In what has been described as New Zealand's most high-profile and bitter industrial dispute since the early 1990s, waterside workers went back to work, after a four-week strike. Auckland's port company agreed to end its lockout of 235 workers on March 30, and pay workers a week's wages for being illegally locked out. The New Zealand Herald reported that Maritime Union president Garry Parsloe told a huge workers' meeting: “You'll all go back to your jobs and until you go back you'll all get paid. “Everything we have done has fallen into place, thanks to your solidarity.”
The African country of Mali suffered a coup d'etat against its elected government on March 21. Mali, a landlocked former French colony in western Africa with a population of 15 million, was one month away from a national election. The coup was carried out by the country’s armed forces.
Syria has been rocked by fresh violence despite the agreement of all five permanent United Nations Security Council members and the Syrian government to a six-point peace plan. The plan calls for a “Syrian-led political process to address the aspirations and concerns of the Syrian people”. Unlike previous Western-backed initiatives, the proposal does not call for the resignation of Syrian President Bashar Assad. It calls on the regime to release arbitrarily detained people, ensure freedom of movement for journalists and to respect freedom of association.
On March 14 last year, four days before the NATO intervention in Libya, there was a less publicised Western-supported military intervention.
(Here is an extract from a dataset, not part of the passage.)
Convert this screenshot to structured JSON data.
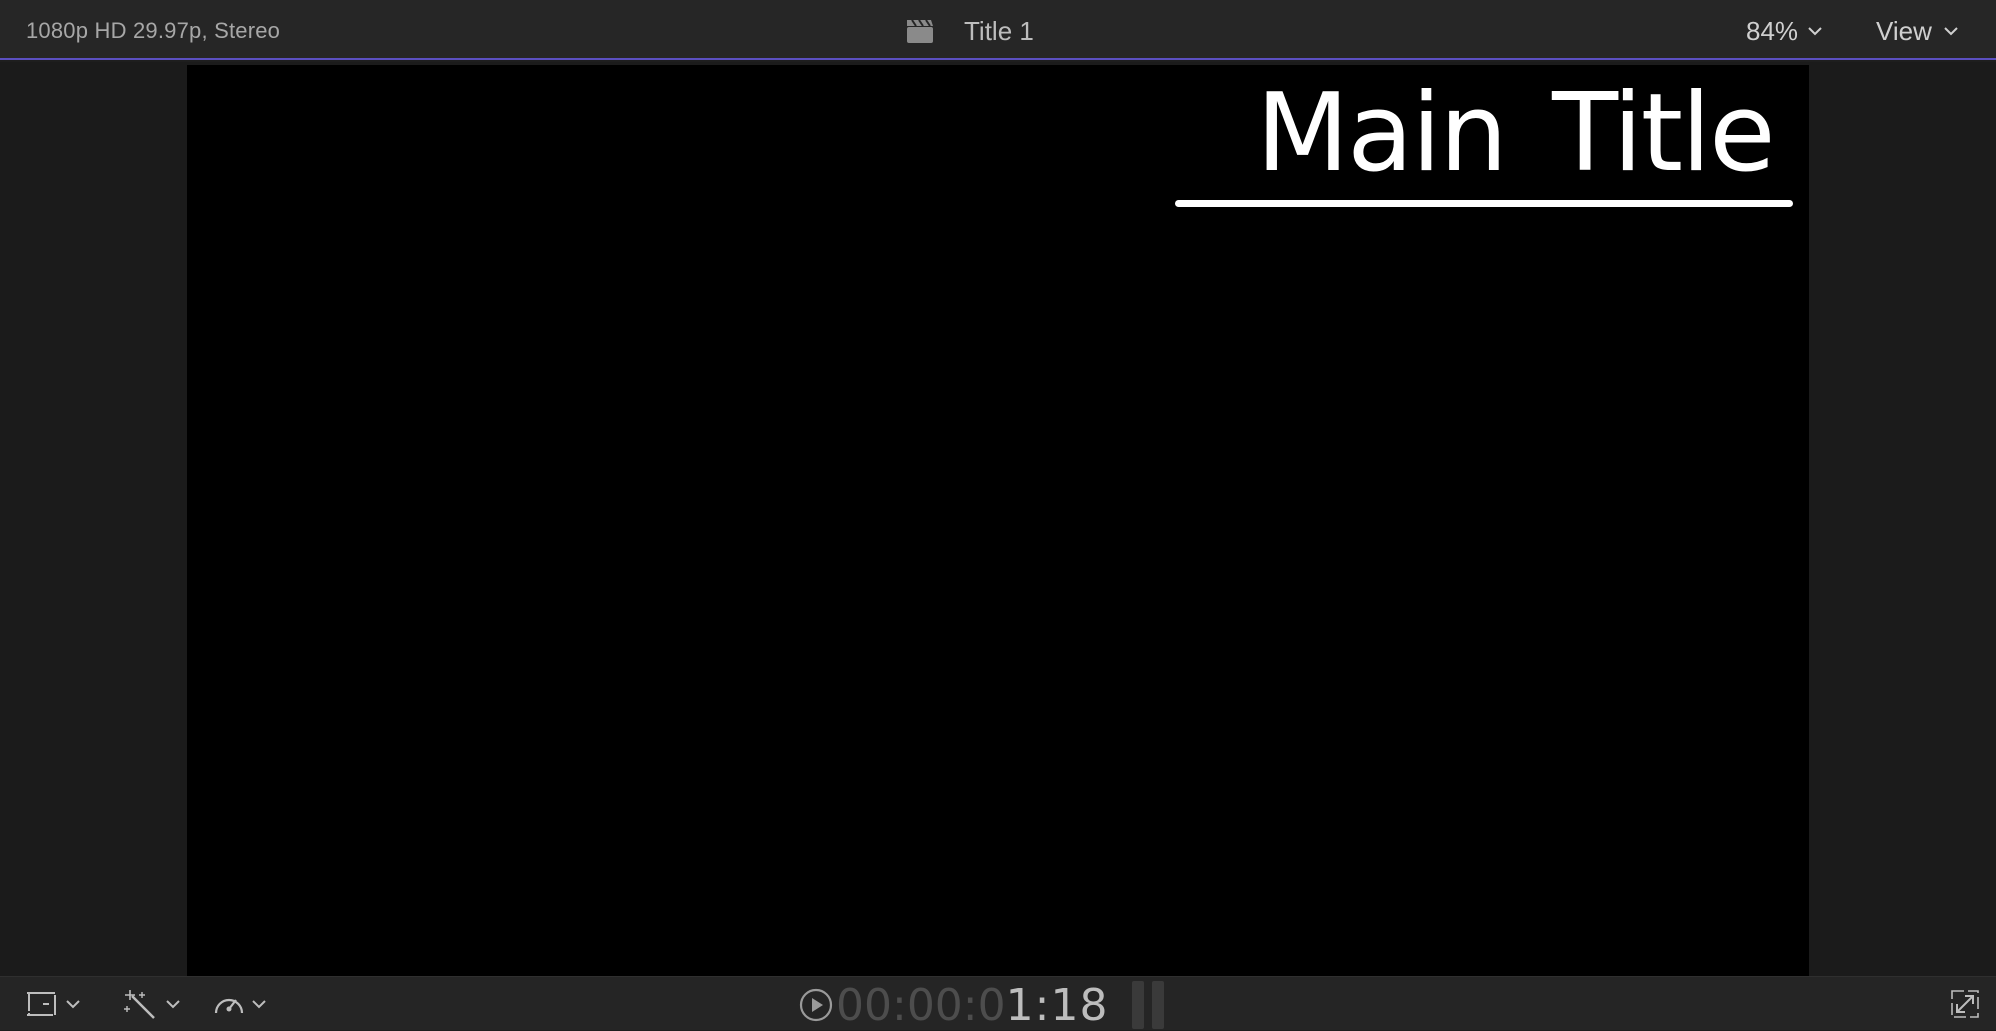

A Saudi-led force invaded Bahrain to put down democracy protests against that country’s absolute monarchy. Despite the repression, fresh protests have broken out. Press TV said on March 27 that thousands of Bahrainis rallied calling for the overthrow of King Hamad bin Isa and his Al Khalifa dynasty.

Culture

OMG I'm Queer http://minus18.org.au OMG I’m Queer is a street magazine and resource produced by Minus 18. It is designed for same sex attracted and gender diverse young people living in the City of Melbourne. Created by and for young people, OMG I’m Queer takes on sexuality and gender identity, using real life experiences. It includes contributions from comedian Tom Ballard, youth mental health foundation Headspace and trans youth group Ygender.
Labor’s Conflict: Big Business, Workers & the Politics of Class By Tom Bramble & Rick Kuhn Cambridge University Press, 2011, 226 pp., $39.95 Trade Unionism in Australia: A History from Flood to Ebb Tide By Tom Bramble Cambridge University Press, 2008 293 pp., $49.95 Tom Bramble and Rick Kuhn, through Bramble’s Trade Unionism in Australia and their jointly-authored Labor’s Conflict, offer substantial histories of two very important elements of the workers’ movement in Australia.
More than a year after the start of the “Arab Spring”, it is possible to draw up a provisional balance sheet. Since January last year, popular rebellions have deposed a number of hated dictators across the region. It began with popular rebellions in Egypt and Tunisia, which spread to Yemen and Bahrain and through to the conflicts in Libya and Syria. All of these rebellions, to varying degrees, reflected the emergence of powerful mass movements causing concern for imperialism and its regional allies — principally Israel, Saudi Arabia and Qatar.
Wrecking Ball Bruce Springsteen Columbia www.brucespringsteeen.net Bruce Springsteen is back. And according to fan and detractor alike, he's angry as hell. Given the times in which we find ourselves, this should be unsurprising. What is surprising, however, is the musical method he's chosen to express this anger: a sound and structure that is at once vintage Springsteen and new territory for the Boss.